BUFFALO, N.Y. -- Dank, the city of Buffalo's first cannabis dispensary, has been open for less than a year.

While owner Aaron Van Camp said the business has been lucrative so far, by April 15 he expects to give back a significant sum to the federal government when he files his income tax return.

"We're capped at what we can have in the bank and we don't anticipate that account having enough to pay what we're going to owe, the number's so great so we're actually setting up another account with a courier to work it out so we can pay the crazy amount that we'll owe them," Van Camp said.

New York's cannabis industry is expecting to pay much more in federal taxes than other small businesses because, while legal in the state, it remains federally illegal. As a result, Section 280E of the tax code severely limits what businesses can deduct from their-taxable income.

"We're basically trying to file extremely conservatively for what we could. Like everything that we're doing pretty much isn't even going to audit. We're filing as a C-Corp and we want everything to go smooth," Van Camp said.

He said he is continuing to use his normal business account but after taking a number of expensive meetings decided to hire a 280E specialist as well.

"The specialists don't come cheap," Van Camp said. "Typically they're asking for like $3,000 to $8,000 a month on retainer to have them which is very crazy to us. It's not something that we really anticipated."

The owner said in order to continue advocating against issues with the young industry, it's important he does everything by the book with his own business. He said he is concerned the IRS could be aggressive in collecting from others.

"I think it's going to pose a real problem in the industry is people don't understand the aspect of how much tax you owe," Van Camp said.

The good news, he said, is this could be the last year 280E is an issue if the federal government moves forward with rescheduling or descheduling cannabis which is currently a Schedule I substance. How quickly that moves forward could depend on the presidential election as the incumbent has been pushing to ease restrictions.

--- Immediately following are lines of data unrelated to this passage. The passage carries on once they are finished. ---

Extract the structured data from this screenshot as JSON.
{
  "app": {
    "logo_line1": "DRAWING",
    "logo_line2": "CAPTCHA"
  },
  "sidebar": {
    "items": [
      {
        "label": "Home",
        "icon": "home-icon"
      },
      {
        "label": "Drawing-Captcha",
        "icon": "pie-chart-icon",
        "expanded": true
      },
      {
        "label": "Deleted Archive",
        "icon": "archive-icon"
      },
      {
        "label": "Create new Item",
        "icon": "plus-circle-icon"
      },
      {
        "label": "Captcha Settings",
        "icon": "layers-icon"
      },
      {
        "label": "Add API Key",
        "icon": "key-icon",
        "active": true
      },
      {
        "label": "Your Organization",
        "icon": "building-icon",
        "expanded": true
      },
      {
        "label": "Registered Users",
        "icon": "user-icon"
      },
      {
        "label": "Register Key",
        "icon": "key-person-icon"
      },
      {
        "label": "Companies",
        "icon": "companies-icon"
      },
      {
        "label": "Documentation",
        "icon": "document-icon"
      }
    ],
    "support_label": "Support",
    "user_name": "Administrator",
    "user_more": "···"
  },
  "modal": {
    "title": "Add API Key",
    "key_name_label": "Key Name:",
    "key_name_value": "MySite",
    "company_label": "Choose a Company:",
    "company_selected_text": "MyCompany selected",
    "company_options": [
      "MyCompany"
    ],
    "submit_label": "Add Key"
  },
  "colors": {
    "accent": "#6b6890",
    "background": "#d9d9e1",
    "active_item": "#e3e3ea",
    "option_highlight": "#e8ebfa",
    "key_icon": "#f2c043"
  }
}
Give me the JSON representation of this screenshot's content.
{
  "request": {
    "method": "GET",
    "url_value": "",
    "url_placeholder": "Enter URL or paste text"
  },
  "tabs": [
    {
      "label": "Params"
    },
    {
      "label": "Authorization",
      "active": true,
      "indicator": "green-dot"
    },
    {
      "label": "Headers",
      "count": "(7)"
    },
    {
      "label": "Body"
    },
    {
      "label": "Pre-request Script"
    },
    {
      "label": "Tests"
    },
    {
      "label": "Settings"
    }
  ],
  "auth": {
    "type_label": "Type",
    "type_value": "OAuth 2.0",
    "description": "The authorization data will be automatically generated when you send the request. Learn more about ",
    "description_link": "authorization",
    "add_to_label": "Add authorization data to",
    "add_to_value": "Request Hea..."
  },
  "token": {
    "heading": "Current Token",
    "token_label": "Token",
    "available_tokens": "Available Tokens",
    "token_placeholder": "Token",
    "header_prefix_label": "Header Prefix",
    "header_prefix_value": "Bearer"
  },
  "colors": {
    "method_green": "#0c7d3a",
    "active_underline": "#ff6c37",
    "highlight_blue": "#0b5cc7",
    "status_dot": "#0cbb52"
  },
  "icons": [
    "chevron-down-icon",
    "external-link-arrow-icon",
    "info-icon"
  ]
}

"It also depends on if he needs a push at the end and they feel like one side favorably could sway the election," Van Camp said.